What Dads Don't Want for Father's Day
When figuring out what to get Dad this Father’s Day – keep in mind the things that he doesn’t want.
He may not realize it - and retailers will try to convince you otherwise - but according to some experts, Dad really doesn’t want a tie.
“Most guys really don’t want stuff,” said Michael I. Norton, marketing professor at Harvard Business School and coauthor of Happy Money: The Science of Smarter Spending.
Norton says it would make dad much happier to buy him an experience rather than a thing, and then join him in that experience. Spending time doing something he likes with the people he loves produces the most happiness, according to Norton’s research.
For example, Norton says if your Dad loves golf, get him a round of golf and join him, even if you’re not a fan of the game.
“Remembering the experience is much better than remembering stuff,” he says.
Tickets to a game
It’s a great idea, but only if you’re going with him, said Norton. Sharing any experience ranks much higher on the happiness scale, he said.
According to Scott Steinberg, a trends expert and author of The Modern Parent’s Guide series, “The absolute best gifts are those that bring families together.”
“And you don’t have to spend a lot of money,” he added.
For example, getting him something that reflects his interests, like a gift card to his favorite hardware store, and then take him there so he can share the experience with you, said Steinberg.
While no Dad would dare be unappreciative of something his son or daughter made for him, a thing still doesn’t produce the same lasting happiness as an experience, according to Norton. That’s because the giver knows how much time and effort went into, say, knitting a scarf, but the receiver doesn’t.
For younger kids, making a craft or a meal together would ultimately make dad happier.
Michael Perrucci, a personal fitness trainer in Locust Valley, New York, said his favorite, most memorable gift he received from his 11-year-old son was a coupon book for things like help washing his car.
“One coupon was good for ‘watching Bigfoot shows without my son making fun of me,’” he said.
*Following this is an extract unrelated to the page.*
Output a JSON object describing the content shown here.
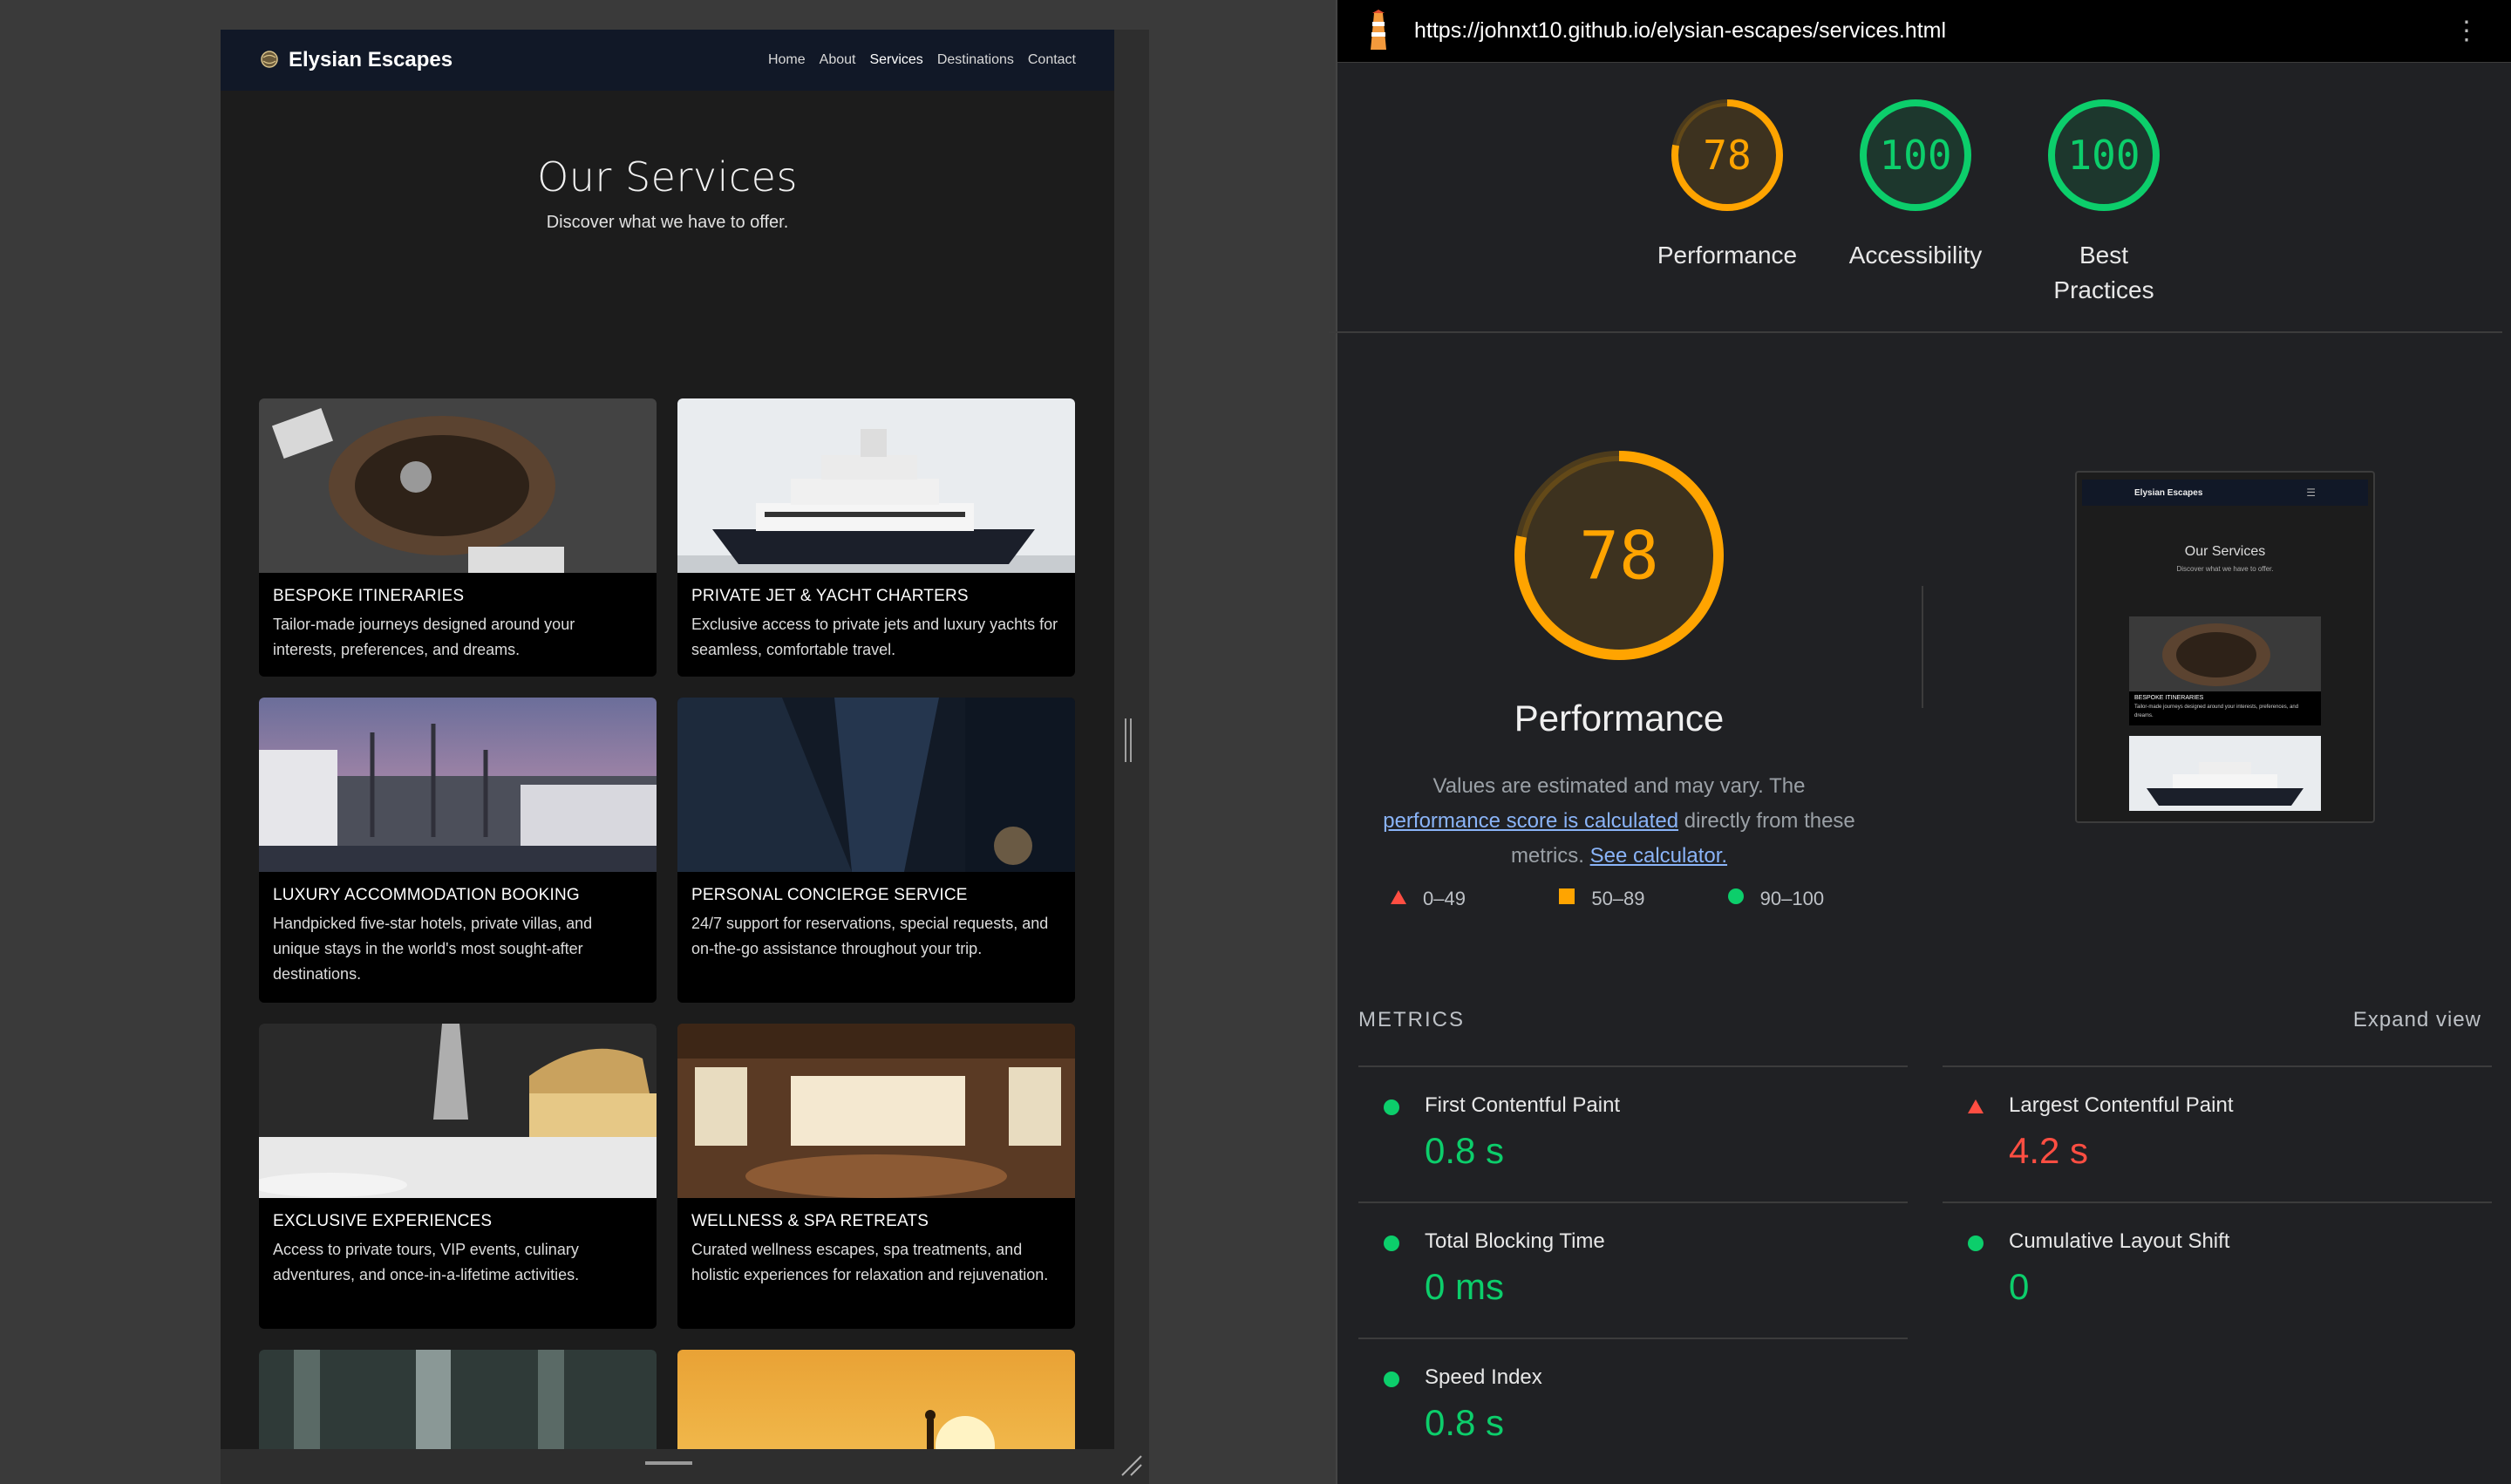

Perrucci liked that his son put thought into finding things he knows he loves to do, and sharing those times with him.
Steinberg says a coupon for a family game night or breakfast together is another great idea.
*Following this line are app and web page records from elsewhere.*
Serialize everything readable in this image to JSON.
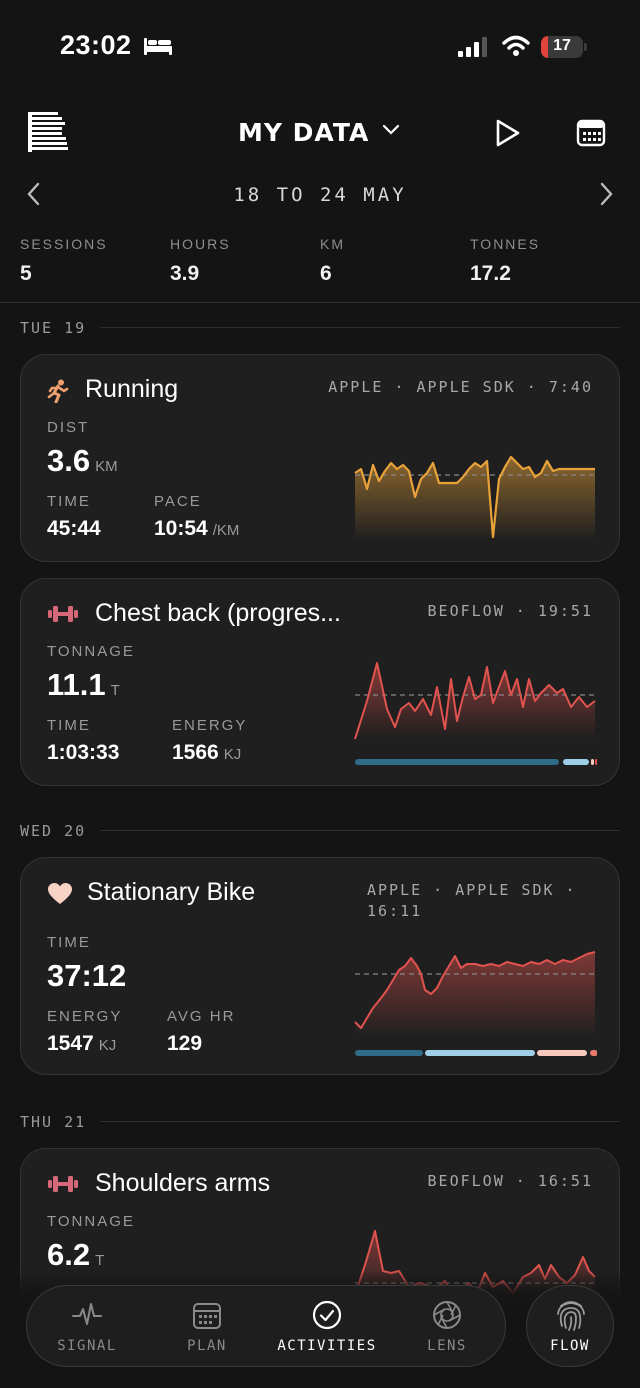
{
  "status_bar": {
    "time": "23:02",
    "battery": "17",
    "battery_level": 0.17
  },
  "header": {
    "title": "MY DATA"
  },
  "date_nav": {
    "range": "18 TO 24 MAY"
  },
  "summary": [
    {
      "label": "SESSIONS",
      "value": "5"
    },
    {
      "label": "HOURS",
      "value": "3.9"
    },
    {
      "label": "KM",
      "value": "6"
    },
    {
      "label": "TONNES",
      "value": "17.2"
    }
  ],
  "days": [
    {
      "label": "TUE 19"
    },
    {
      "label": "WED 20"
    },
    {
      "label": "THU 21"
    }
  ],
  "activities": [
    {
      "title": "Running",
      "icon": "running-icon",
      "source": "APPLE · APPLE SDK · 7:40",
      "primary": {
        "label": "DIST",
        "value": "3.6",
        "unit": "KM"
      },
      "metrics": [
        {
          "label": "TIME",
          "value": "45:44",
          "unit": ""
        },
        {
          "label": "PACE",
          "value": "10:54",
          "unit": "/KM"
        }
      ],
      "color": "#e8a23a"
    },
    {
      "title": "Chest back (progres...",
      "icon": "dumbbell-icon",
      "source": "BEOFLOW · 19:51",
      "primary": {
        "label": "TONNAGE",
        "value": "11.1",
        "unit": "T"
      },
      "metrics": [
        {
          "label": "TIME",
          "value": "1:03:33",
          "unit": ""
        },
        {
          "label": "ENERGY",
          "value": "1566",
          "unit": "KJ"
        }
      ],
      "color": "#e0534f"
    },
    {
      "title": "Stationary Bike",
      "icon": "heart-icon",
      "source_line1": "APPLE · APPLE SDK ·",
      "source_line2": "16:11",
      "primary": {
        "label": "TIME",
        "value": "37:12",
        "unit": ""
      },
      "metrics": [
        {
          "label": "ENERGY",
          "value": "1547",
          "unit": "KJ"
        },
        {
          "label": "AVG HR",
          "value": "129",
          "unit": ""
        }
      ],
      "color": "#e0534f"
    },
    {
      "title": "Shoulders arms",
      "icon": "dumbbell-icon",
      "source": "BEOFLOW · 16:51",
      "primary": {
        "label": "TONNAGE",
        "value": "6.2",
        "unit": "T"
      },
      "color": "#e0534f"
    }
  ],
  "nav": [
    {
      "label": "SIGNAL",
      "icon": "pulse-icon"
    },
    {
      "label": "PLAN",
      "icon": "calendar-icon"
    },
    {
      "label": "ACTIVITIES",
      "icon": "check-circle-icon"
    },
    {
      "label": "LENS",
      "icon": "aperture-icon"
    }
  ],
  "flow": {
    "label": "FLOW",
    "icon": "fingerprint-icon"
  },
  "colors": {
    "background": "#141414",
    "card": "#1f1f1f",
    "running": "#e8a23a",
    "strength": "#e0534f",
    "zone_blue": "#2f6c8a",
    "zone_light": "#9ecfe6",
    "zone_pink": "#f6c9bc"
  }
}
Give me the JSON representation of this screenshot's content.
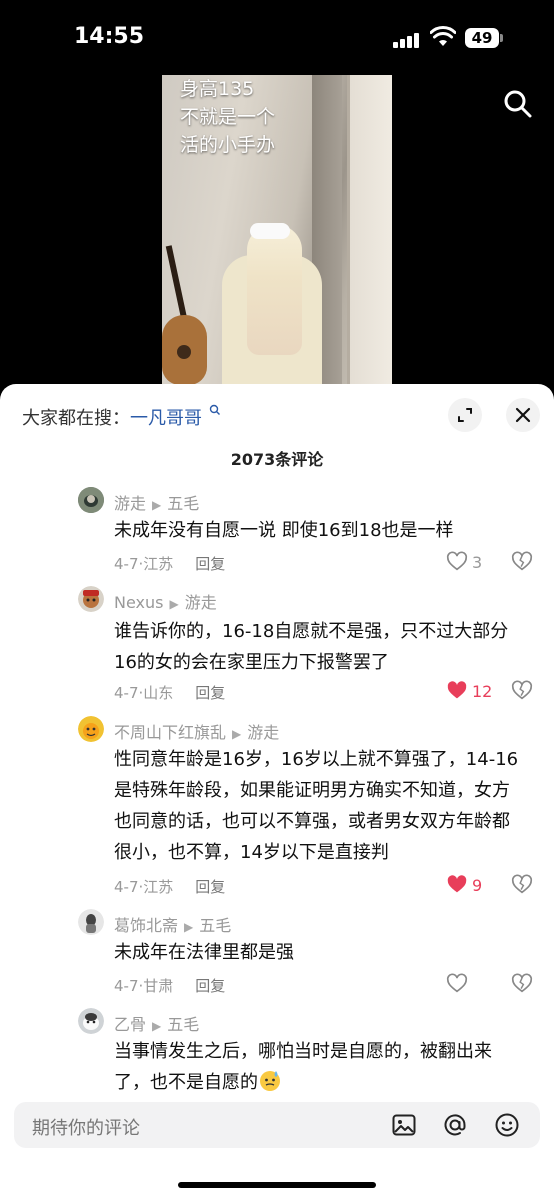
{
  "status": {
    "time": "14:55",
    "battery": "49"
  },
  "video": {
    "caption_lines": [
      "身高135",
      "不就是一个",
      "活的小手办"
    ]
  },
  "sheet": {
    "search_prefix": "大家都在搜：",
    "search_query": "一凡哥哥",
    "comment_count": "2073条评论"
  },
  "comments": [
    {
      "user": "游走",
      "reply_to": "五毛",
      "text": [
        "未成年没有自愿一说 即使16到18也是一样"
      ],
      "date_loc": "4-7·江苏",
      "reply": "回复",
      "likes": "3",
      "liked": false
    },
    {
      "user": "Nexus",
      "reply_to": "游走",
      "text": [
        "谁告诉你的，16-18自愿就不是强，只不过大部分",
        "16的女的会在家里压力下报警罢了"
      ],
      "date_loc": "4-7·山东",
      "reply": "回复",
      "likes": "12",
      "liked": true
    },
    {
      "user": "不周山下红旗乱",
      "reply_to": "游走",
      "text": [
        "性同意年龄是16岁，16岁以上就不算强了，14-16",
        "是特殊年龄段，如果能证明男方确实不知道，女方",
        "也同意的话，也可以不算强，或者男女双方年龄都",
        "很小，也不算，14岁以下是直接判"
      ],
      "date_loc": "4-7·江苏",
      "reply": "回复",
      "likes": "9",
      "liked": true
    },
    {
      "user": "葛饰北斋",
      "reply_to": "五毛",
      "text": [
        "未成年在法律里都是强"
      ],
      "date_loc": "4-7·甘肃",
      "reply": "回复",
      "likes": "",
      "liked": false
    },
    {
      "user": "乙骨",
      "reply_to": "五毛",
      "text": [
        "当事情发生之后，哪怕当时是自愿的，被翻出来",
        "了，也不是自愿的"
      ],
      "date_loc": "",
      "reply": "",
      "likes": "",
      "liked": false
    }
  ],
  "input": {
    "placeholder": "期待你的评论"
  },
  "colors": {
    "like_red": "#e83e5a",
    "link_blue": "#2a5aa8"
  }
}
“The best is the gift of warmth and yourself,” he says, especially in a modern, tech-driven world where physically getting together may seem more challenging than meeting via Facetime or Skype.